The NUMA-like design that Amdahl/Fujitsu is using bears similarities to other NUMA designs that have been widely discussed as potential solutions for achieving scalable designs for Pentium servers, but few such designs have been successfully implemented for Windows NT. NUMA systems, however, have been successfully marketed by offered by companies such as Sequent Computer Systems Inc. (Beaverton, Ore., www.sequent.com) running variations of Unix. In the past, Sequent has announced plans to offer NUMA systems running Windows NT -- and has publicly demonstrated NUMA system running Windows NT -- but has yet to make such systems available for purchase.

Amdahl maintains that the Synfinity interconnect technology is faster and more efficient than other NUMA technologies. Broughton says the interconnect functions at 800 MBps per direction, for a net total bandwidth of 1.6 GBps. He says this leads to 1 microsecond of bus latency. Other NUMA architectures can have as much as 5 microseconds of latency. The company says it has not conducted any performance testing on the eight-way configurations and is unable to release any performance data.
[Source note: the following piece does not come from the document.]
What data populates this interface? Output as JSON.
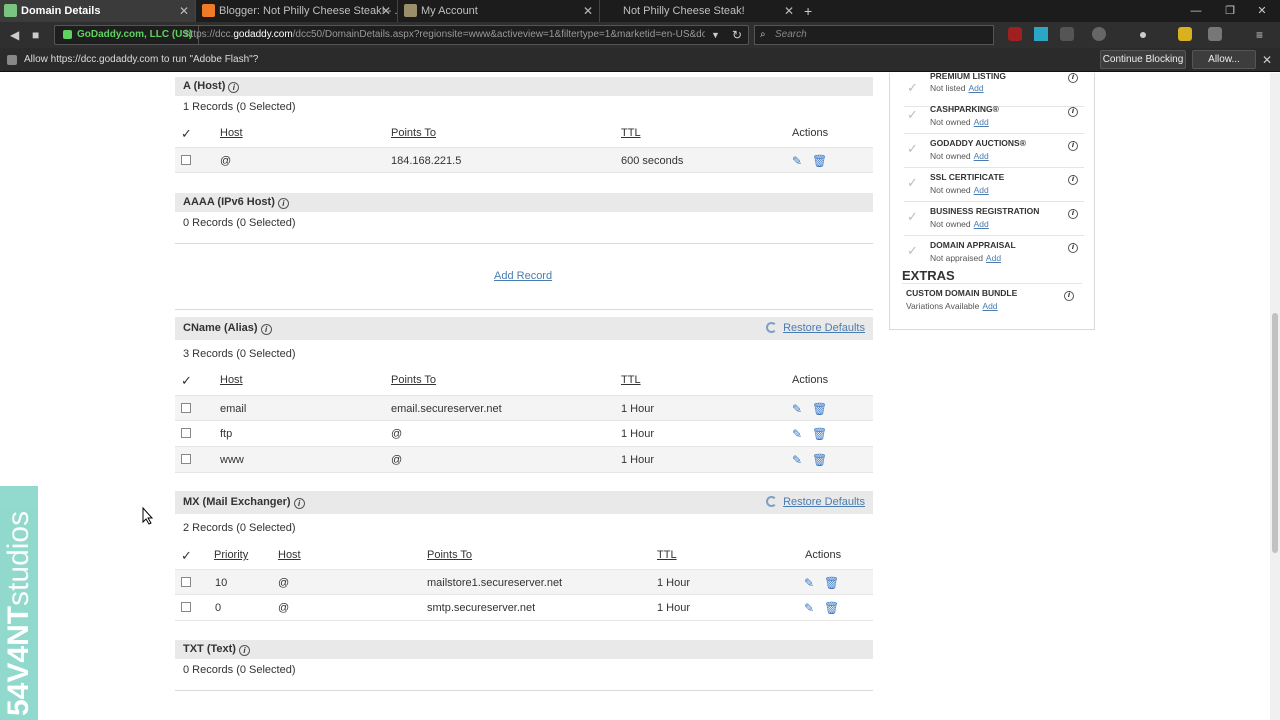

Rich Partridge, vice president of parallel open systems hardware at consultancy D.H. Brown Associates Inc. (Port Chester, N.Y. www.dhbrown.com), says of the Amdahl/Fujitsu system, "I think their design looks to have high bandwidth but, probably much more importantly, low latency. Therefore, they may well have something that is almost symmetric." The advantage, says Partridge, is that the low latency makes it easier for applications to scale over eight CPUs without any system tweaking, so that applications may not really need to be aware of the nonuniformity. "[The Amdahl/Fujitsu system] holds some great promise," he says.

Partridge adds, "The proof of the pudding, of course, is benchmark performance on a variety of different applications."

Unlike other nonuniform designs, the Amdahl Synfinity machines can run out-of-the-box Windows NT Server 4.0 Enterprise Edition. Other interconnect architectures often have required a customized hardware abstraction layer beneath the core operating system to enable use of eight CPUs.

Amdahl’s Broughton contends the Synfinity architecture not only gives Amdahl a faster time to market than competitors using Intel’s Corollary-developed interconnect technology, but it also will be cheaper. Broughton says a two-chassis, four-processor system will cost less than $40,000, while a fully populated eight-way system with 4 GB of memory will cost more than $100,000.